In response, half of the NFL’s 32 teams have committed to opening their facilities to ease access to voting. So, too, have more than two dozen NBA and NHL teams, as well as several MLB clubs. The Red Sox opened Fenway Park this past weekend as an early-voting station for Boston residents.

“Voting is one of the best ways to support and champion the issues and policies we value,” Sox president Sam Kennedy said in announcing the initiative.


Fenway Park was open on Oct. 17 and 18 for Boston residents to cast their votes for the November election.John Tlumacki/Globe Staff

Effective advocates

The Kraft family, which also owns the New England Revolution, has helped beyond its $1 million commitment. In August, Robert Kraft joined Patriots alumni Ty Law, Tedy Bruschi, and Willie McGinest in leading a voter registration drive at Roxbury Community College. Former teammate Tom Brady has moved on to Tampa Bay, but he also has been active in the movement.

A recent Zogby poll on the influence of celebrities in the national election showed Brady has the power to make a difference. The survey found that 37 percent of respondents considered the six-time Super Bowl champion at least somewhat important this year to their voting decision.

Brady, however, has not publicly endorsed a candidate since he appeared to be backing Donald Trump in 2015 by displaying a “Make America Great Again” hat in his locker at Gillette Stadium. But he is actively helping to register voters.

Starting on Oct. 6, Brady’s media company, Religion of Sports, which he owns with former NFL star Michael Strahan and filmmaker Gotham Chopra, began releasing weekly nonpartisan videos on social media to boost voter turnout.

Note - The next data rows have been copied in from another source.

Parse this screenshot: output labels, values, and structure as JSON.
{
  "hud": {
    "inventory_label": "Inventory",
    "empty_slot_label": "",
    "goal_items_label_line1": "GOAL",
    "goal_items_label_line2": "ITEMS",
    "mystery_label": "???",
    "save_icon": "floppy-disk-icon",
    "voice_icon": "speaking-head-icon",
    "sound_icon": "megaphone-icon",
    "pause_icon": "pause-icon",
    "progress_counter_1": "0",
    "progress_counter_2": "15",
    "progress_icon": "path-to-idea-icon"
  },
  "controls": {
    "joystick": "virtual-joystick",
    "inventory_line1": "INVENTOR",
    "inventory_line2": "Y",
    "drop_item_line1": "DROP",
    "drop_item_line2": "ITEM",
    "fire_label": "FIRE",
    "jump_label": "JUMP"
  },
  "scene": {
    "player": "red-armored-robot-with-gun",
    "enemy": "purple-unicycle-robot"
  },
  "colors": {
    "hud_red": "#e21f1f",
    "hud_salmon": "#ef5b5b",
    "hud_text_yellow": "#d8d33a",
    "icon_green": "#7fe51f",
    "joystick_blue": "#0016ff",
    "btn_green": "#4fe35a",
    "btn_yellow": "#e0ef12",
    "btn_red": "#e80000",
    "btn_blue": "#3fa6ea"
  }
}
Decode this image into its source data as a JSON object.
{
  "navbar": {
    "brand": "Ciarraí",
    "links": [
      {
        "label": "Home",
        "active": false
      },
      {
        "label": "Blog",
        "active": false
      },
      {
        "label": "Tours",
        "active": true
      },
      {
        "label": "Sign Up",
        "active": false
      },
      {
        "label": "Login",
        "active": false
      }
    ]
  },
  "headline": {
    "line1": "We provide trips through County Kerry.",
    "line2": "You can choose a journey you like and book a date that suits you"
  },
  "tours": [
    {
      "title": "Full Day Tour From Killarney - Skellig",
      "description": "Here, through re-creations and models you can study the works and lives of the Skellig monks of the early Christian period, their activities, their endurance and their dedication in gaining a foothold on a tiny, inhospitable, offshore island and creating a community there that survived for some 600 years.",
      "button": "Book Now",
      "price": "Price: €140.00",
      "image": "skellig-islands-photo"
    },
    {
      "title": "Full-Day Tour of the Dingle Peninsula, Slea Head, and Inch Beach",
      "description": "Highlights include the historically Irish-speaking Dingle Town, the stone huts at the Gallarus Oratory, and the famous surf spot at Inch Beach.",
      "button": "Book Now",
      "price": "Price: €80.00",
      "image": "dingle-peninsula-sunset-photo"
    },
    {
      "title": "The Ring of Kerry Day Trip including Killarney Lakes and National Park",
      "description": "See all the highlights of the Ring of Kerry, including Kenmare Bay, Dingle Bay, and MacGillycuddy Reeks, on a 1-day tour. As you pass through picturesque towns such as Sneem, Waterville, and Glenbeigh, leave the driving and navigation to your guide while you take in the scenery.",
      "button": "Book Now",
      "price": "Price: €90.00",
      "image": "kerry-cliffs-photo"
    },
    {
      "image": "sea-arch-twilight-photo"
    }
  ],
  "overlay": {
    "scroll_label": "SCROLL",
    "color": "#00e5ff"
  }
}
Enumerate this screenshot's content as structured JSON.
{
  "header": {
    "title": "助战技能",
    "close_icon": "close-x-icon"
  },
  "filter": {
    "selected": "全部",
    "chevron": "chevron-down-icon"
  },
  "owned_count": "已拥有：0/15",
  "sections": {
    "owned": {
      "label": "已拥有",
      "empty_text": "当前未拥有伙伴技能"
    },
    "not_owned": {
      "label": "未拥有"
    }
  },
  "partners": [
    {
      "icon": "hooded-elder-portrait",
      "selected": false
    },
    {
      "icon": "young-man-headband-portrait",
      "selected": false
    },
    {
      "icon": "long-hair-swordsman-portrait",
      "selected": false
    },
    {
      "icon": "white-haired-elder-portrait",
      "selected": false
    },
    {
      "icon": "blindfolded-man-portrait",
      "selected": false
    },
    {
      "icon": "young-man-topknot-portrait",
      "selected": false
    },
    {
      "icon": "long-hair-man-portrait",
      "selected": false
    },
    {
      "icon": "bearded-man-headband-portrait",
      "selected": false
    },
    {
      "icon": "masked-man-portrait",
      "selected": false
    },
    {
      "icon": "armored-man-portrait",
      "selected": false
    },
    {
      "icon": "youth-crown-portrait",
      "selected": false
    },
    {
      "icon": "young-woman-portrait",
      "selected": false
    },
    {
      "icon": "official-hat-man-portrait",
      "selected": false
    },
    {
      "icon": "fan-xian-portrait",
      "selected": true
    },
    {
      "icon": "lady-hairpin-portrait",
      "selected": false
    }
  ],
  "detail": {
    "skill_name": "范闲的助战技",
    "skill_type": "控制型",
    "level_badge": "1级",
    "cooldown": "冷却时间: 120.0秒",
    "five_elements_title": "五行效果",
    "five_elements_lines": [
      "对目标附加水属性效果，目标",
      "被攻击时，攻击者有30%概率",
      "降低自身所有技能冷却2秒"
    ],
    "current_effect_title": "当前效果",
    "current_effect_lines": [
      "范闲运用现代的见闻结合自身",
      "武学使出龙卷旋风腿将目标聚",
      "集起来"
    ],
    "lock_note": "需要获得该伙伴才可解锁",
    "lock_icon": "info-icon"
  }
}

The inaugural video was narrated by Olympic gold medalist sprinter Allyson Felix.

Analysts say the power of popular sports figures like Felix to promote causes should not be underestimated.

“People we admire are strong forces for [urging] people to do something like voting,” said Peter Hart, whose firm Hart Research has conducted polls for NBC News and the Wall Street Journal for more than 30 years. “Athletes are particularly good advocates.”

In tightly contested elections, analysts said, celebrity sports figures can make a crucial difference. Ohio, for instance, is a key battleground state in the presidential election. No Republican has won the presidency without taking Ohio, and recent polls show Trump in a dead heat there with his Democratic challenger, former Vice President Joe Biden.

James, an Ohio native, was castigated in 2018 by a Fox News host who advised him to stay out of politics and “shut up and dribble.” Now he is rallying voters in battleground states, including Ohio.

While the voter turnout organizations formed by James and supported by other athletes are officially nonpartisan, analysts said they are likely to benefit Biden and other Democratic candidates.

LeBron James appeared with first lady Michelle Obama in October 2015 at the University of Akron. The NBA star has focused his attention on his home state of Ohio, a crucial swing state in the November election.Tony Dejak/Associated Press

Larry Sabato, director of the University of Virginia’s Center for Politics, said the sports industry’s voter registration effort “absolutely could make a difference” in the battleground states.

What’s more, the campaign could shape generations to come.

“It’s great to see star athletes and teams recognize their roles can extend to encouraging good citizenship," Sabato said. “Young people respond to them, and if you get people involved when they’re young, the momentum carries forward and they’ll probably be active their whole lives.”

More reading: Jaylen Brown looks to make impact bigger than basketball

Bob Hohler can be reached at